Each variety of ulcerative colitis has its own particular symptoms. Distal colitis tends to cause painful cramps, pain on the left side of the body, diarrhea with blood in it, and weight loss. Some other symptoms that all ulcerative colitis sufferers may experience include rectal bleeding, fever, arthritis, and anemia. Some patients also lose their appetite and may occasionally feel nauseous.
The cause of colitis is still uncertain, but some researchers think it’s caused by a person’s own immune system. These researchers think there might be some kind of bacterial infection in the colon that causes the immune system to overreact and attack the colon itself, leading to inflammation. Some people also think it may be symptomatic of a dysfunctional immune system that is reacting to a threat that doesn’t actually exist. Heredity does seem to also play a role, but the extent of that role is unclear.
Other than heredity, there are a few other risk factors for distal colitis and other forms of ulcerative colitis. In terms of age, people in their 30s seem to be at a slightly greater risk. White people and especially Jewish people are at a higher risk, and people who use a lot of non-steroidal anti-inflammatory drugs (NSAIDs) have a greater chance of developing the disorder.
The symptoms of distal colitis can be somewhat similar to several other disorders, including Crohn’s disease, colon cancer, and irritable bowel syndrome.

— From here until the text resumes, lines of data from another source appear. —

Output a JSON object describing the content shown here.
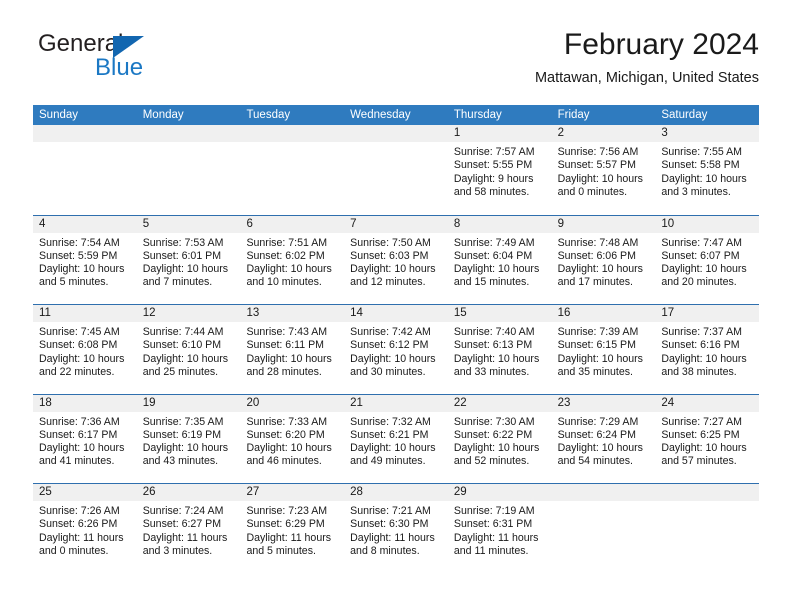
{
  "brand": {
    "name_top": "General",
    "name_bottom": "Blue",
    "triangle_color": "#1266b0",
    "blue_text_color": "#1b78c4"
  },
  "header": {
    "title": "February 2024",
    "subtitle": "Mattawan, Michigan, United States"
  },
  "theme": {
    "header_blue": "#2f7bbf",
    "row_divider_blue": "#2f6fae",
    "daynum_band": "#f0f0f0",
    "text": "#1a1a1a"
  },
  "weekdays": [
    "Sunday",
    "Monday",
    "Tuesday",
    "Wednesday",
    "Thursday",
    "Friday",
    "Saturday"
  ],
  "weeks": [
    [
      {
        "num": "",
        "sunrise": "",
        "sunset": "",
        "daylight_1": "",
        "daylight_2": ""
      },
      {
        "num": "",
        "sunrise": "",
        "sunset": "",
        "daylight_1": "",
        "daylight_2": ""
      },
      {
        "num": "",
        "sunrise": "",
        "sunset": "",
        "daylight_1": "",
        "daylight_2": ""
      },
      {
        "num": "",
        "sunrise": "",
        "sunset": "",
        "daylight_1": "",
        "daylight_2": ""
      },
      {
        "num": "1",
        "sunrise": "Sunrise: 7:57 AM",
        "sunset": "Sunset: 5:55 PM",
        "daylight_1": "Daylight: 9 hours",
        "daylight_2": "and 58 minutes."
      },
      {
        "num": "2",
        "sunrise": "Sunrise: 7:56 AM",
        "sunset": "Sunset: 5:57 PM",
        "daylight_1": "Daylight: 10 hours",
        "daylight_2": "and 0 minutes."
      },
      {
        "num": "3",
        "sunrise": "Sunrise: 7:55 AM",
        "sunset": "Sunset: 5:58 PM",
        "daylight_1": "Daylight: 10 hours",
        "daylight_2": "and 3 minutes."
      }
    ],
    [
      {
        "num": "4",
        "sunrise": "Sunrise: 7:54 AM",
        "sunset": "Sunset: 5:59 PM",
        "daylight_1": "Daylight: 10 hours",
        "daylight_2": "and 5 minutes."
      },
      {
        "num": "5",
        "sunrise": "Sunrise: 7:53 AM",
        "sunset": "Sunset: 6:01 PM",
        "daylight_1": "Daylight: 10 hours",
        "daylight_2": "and 7 minutes."
      },
      {
        "num": "6",
        "sunrise": "Sunrise: 7:51 AM",
        "sunset": "Sunset: 6:02 PM",
        "daylight_1": "Daylight: 10 hours",
        "daylight_2": "and 10 minutes."
      },
      {
        "num": "7",
        "sunrise": "Sunrise: 7:50 AM",
        "sunset": "Sunset: 6:03 PM",
        "daylight_1": "Daylight: 10 hours",
        "daylight_2": "and 12 minutes."
      },
      {
        "num": "8",
        "sunrise": "Sunrise: 7:49 AM",
        "sunset": "Sunset: 6:04 PM",
        "daylight_1": "Daylight: 10 hours",
        "daylight_2": "and 15 minutes."
      },
      {
        "num": "9",
        "sunrise": "Sunrise: 7:48 AM",
        "sunset": "Sunset: 6:06 PM",
        "daylight_1": "Daylight: 10 hours",
        "daylight_2": "and 17 minutes."
      },
      {
        "num": "10",
        "sunrise": "Sunrise: 7:47 AM",
        "sunset": "Sunset: 6:07 PM",
        "daylight_1": "Daylight: 10 hours",
        "daylight_2": "and 20 minutes."
      }
    ],
    [
      {
        "num": "11",
        "sunrise": "Sunrise: 7:45 AM",
        "sunset": "Sunset: 6:08 PM",
        "daylight_1": "Daylight: 10 hours",
        "daylight_2": "and 22 minutes."
      },
      {
        "num": "12",
        "sunrise": "Sunrise: 7:44 AM",
        "sunset": "Sunset: 6:10 PM",
        "daylight_1": "Daylight: 10 hours",
        "daylight_2": "and 25 minutes."
      },
      {
        "num": "13",
        "sunrise": "Sunrise: 7:43 AM",
        "sunset": "Sunset: 6:11 PM",
        "daylight_1": "Daylight: 10 hours",
        "daylight_2": "and 28 minutes."
      },
      {
        "num": "14",
        "sunrise": "Sunrise: 7:42 AM",
        "sunset": "Sunset: 6:12 PM",
        "daylight_1": "Daylight: 10 hours",
        "daylight_2": "and 30 minutes."
      },
      {
        "num": "15",
        "sunrise": "Sunrise: 7:40 AM",
        "sunset": "Sunset: 6:13 PM",
        "daylight_1": "Daylight: 10 hours",
        "daylight_2": "and 33 minutes."
      },
      {
        "num": "16",
        "sunrise": "Sunrise: 7:39 AM",
        "sunset": "Sunset: 6:15 PM",
        "daylight_1": "Daylight: 10 hours",
        "daylight_2": "and 35 minutes."
      },
      {
        "num": "17",
        "sunrise": "Sunrise: 7:37 AM",
        "sunset": "Sunset: 6:16 PM",
        "daylight_1": "Daylight: 10 hours",
        "daylight_2": "and 38 minutes."
      }
    ],
    [
      {
        "num": "18",
        "sunrise": "Sunrise: 7:36 AM",
        "sunset": "Sunset: 6:17 PM",
        "daylight_1": "Daylight: 10 hours",
        "daylight_2": "and 41 minutes."
      },
      {
        "num": "19",
        "sunrise": "Sunrise: 7:35 AM",
        "sunset": "Sunset: 6:19 PM",
        "daylight_1": "Daylight: 10 hours",
        "daylight_2": "and 43 minutes."
      },
      {
        "num": "20",
        "sunrise": "Sunrise: 7:33 AM",
        "sunset": "Sunset: 6:20 PM",
        "daylight_1": "Daylight: 10 hours",
        "daylight_2": "and 46 minutes."
      },
      {
        "num": "21",
        "sunrise": "Sunrise: 7:32 AM",
        "sunset": "Sunset: 6:21 PM",
        "daylight_1": "Daylight: 10 hours",
        "daylight_2": "and 49 minutes."
      },
      {
        "num": "22",
        "sunrise": "Sunrise: 7:30 AM",
        "sunset": "Sunset: 6:22 PM",
        "daylight_1": "Daylight: 10 hours",
        "daylight_2": "and 52 minutes."
      },
      {
        "num": "23",
        "sunrise": "Sunrise: 7:29 AM",
        "sunset": "Sunset: 6:24 PM",
        "daylight_1": "Daylight: 10 hours",
        "daylight_2": "and 54 minutes."
      },
      {
        "num": "24",
        "sunrise": "Sunrise: 7:27 AM",
        "sunset": "Sunset: 6:25 PM",
        "daylight_1": "Daylight: 10 hours",
        "daylight_2": "and 57 minutes."
      }
    ],
    [
      {
        "num": "25",
        "sunrise": "Sunrise: 7:26 AM",
        "sunset": "Sunset: 6:26 PM",
        "daylight_1": "Daylight: 11 hours",
        "daylight_2": "and 0 minutes."
      },
      {
        "num": "26",
        "sunrise": "Sunrise: 7:24 AM",
        "sunset": "Sunset: 6:27 PM",
        "daylight_1": "Daylight: 11 hours",
        "daylight_2": "and 3 minutes."
      },
      {
        "num": "27",
        "sunrise": "Sunrise: 7:23 AM",
        "sunset": "Sunset: 6:29 PM",
        "daylight_1": "Daylight: 11 hours",
        "daylight_2": "and 5 minutes."
      },
      {
        "num": "28",
        "sunrise": "Sunrise: 7:21 AM",
        "sunset": "Sunset: 6:30 PM",
        "daylight_1": "Daylight: 11 hours",
        "daylight_2": "and 8 minutes."
      },
      {
        "num": "29",
        "sunrise": "Sunrise: 7:19 AM",
        "sunset": "Sunset: 6:31 PM",
        "daylight_1": "Daylight: 11 hours",
        "daylight_2": "and 11 minutes."
      },
      {
        "num": "",
        "sunrise": "",
        "sunset": "",
        "daylight_1": "",
        "daylight_2": ""
      },
      {
        "num": "",
        "sunrise": "",
        "sunset": "",
        "daylight_1": "",
        "daylight_2": ""
      }
    ]
  ]
}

Doctors will normally have to do a few tests to rule out these other possibilities before treating a person. Some of these tests might include a blood test, colonoscopy, and a barium enema.
When treating distal colitis, doctors usually start by trying to reduce the inflammation directly. Several prescription anti-inflammatory drugs may be tried. Some of these have very severe side effects, so it often takes a while to find a good medication for each patient. If these medications aren’t effective, doctors may try other things like immune system-suppressors. In some severe cases, doctors may have to resort to surgery.